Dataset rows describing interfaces
------------------------------------

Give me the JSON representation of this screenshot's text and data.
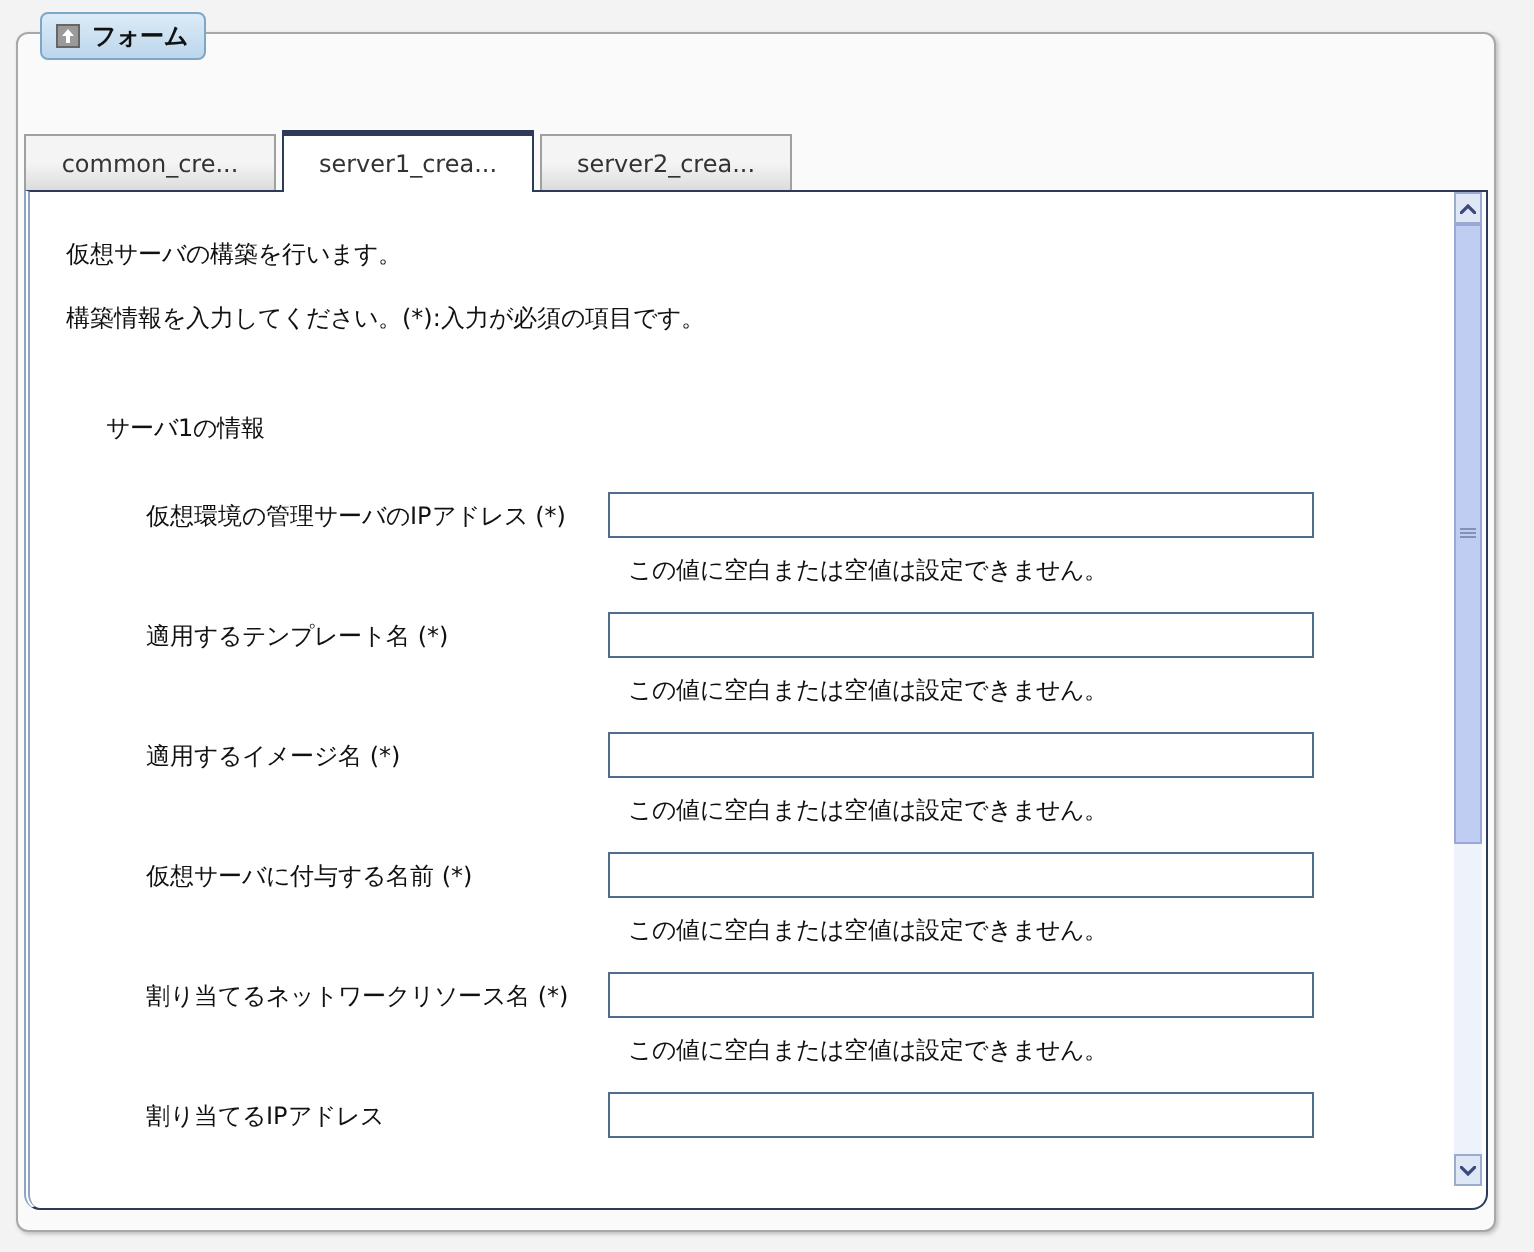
{
  "panel": {
    "title": "フォーム"
  },
  "tabs": [
    {
      "label": "common_cre...",
      "selected": false
    },
    {
      "label": "server1_crea...",
      "selected": true
    },
    {
      "label": "server2_crea...",
      "selected": false
    }
  ],
  "intro": [
    "仮想サーバの構築を行います。",
    "構築情報を入力してください。(*):入力が必須の項目です。"
  ],
  "section": {
    "title": "サーバ1の情報",
    "fields": [
      {
        "label": "仮想環境の管理サーバのIPアドレス (*)",
        "error": "この値に空白または空値は設定できません。"
      },
      {
        "label": "適用するテンプレート名 (*)",
        "error": "この値に空白または空値は設定できません。"
      },
      {
        "label": "適用するイメージ名 (*)",
        "error": "この値に空白または空値は設定できません。"
      },
      {
        "label": "仮想サーバに付与する名前 (*)",
        "error": "この値に空白または空値は設定できません。"
      },
      {
        "label": "割り当てるネットワークリソース名 (*)",
        "error": "この値に空白または空値は設定できません。"
      },
      {
        "label": "割り当てるIPアドレス"
      }
    ]
  }
}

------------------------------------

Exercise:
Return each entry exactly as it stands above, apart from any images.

Expected answer:
Give me the JSON representation of this screenshot's text and data.
{
  "panel": {
    "title": "フォーム"
  },
  "tabs": [
    {
      "label": "common_cre...",
      "selected": false
    },
    {
      "label": "server1_crea...",
      "selected": true
    },
    {
      "label": "server2_crea...",
      "selected": false
    }
  ],
  "intro": [
    "仮想サーバの構築を行います。",
    "構築情報を入力してください。(*):入力が必須の項目です。"
  ],
  "section": {
    "title": "サーバ1の情報",
    "fields": [
      {
        "label": "仮想環境の管理サーバのIPアドレス (*)",
        "error": "この値に空白または空値は設定できません。"
      },
      {
        "label": "適用するテンプレート名 (*)",
        "error": "この値に空白または空値は設定できません。"
      },
      {
        "label": "適用するイメージ名 (*)",
        "error": "この値に空白または空値は設定できません。"
      },
      {
        "label": "仮想サーバに付与する名前 (*)",
        "error": "この値に空白または空値は設定できません。"
      },
      {
        "label": "割り当てるネットワークリソース名 (*)",
        "error": "この値に空白または空値は設定できません。"
      },
      {
        "label": "割り当てるIPアドレス"
      }
    ]
  }
}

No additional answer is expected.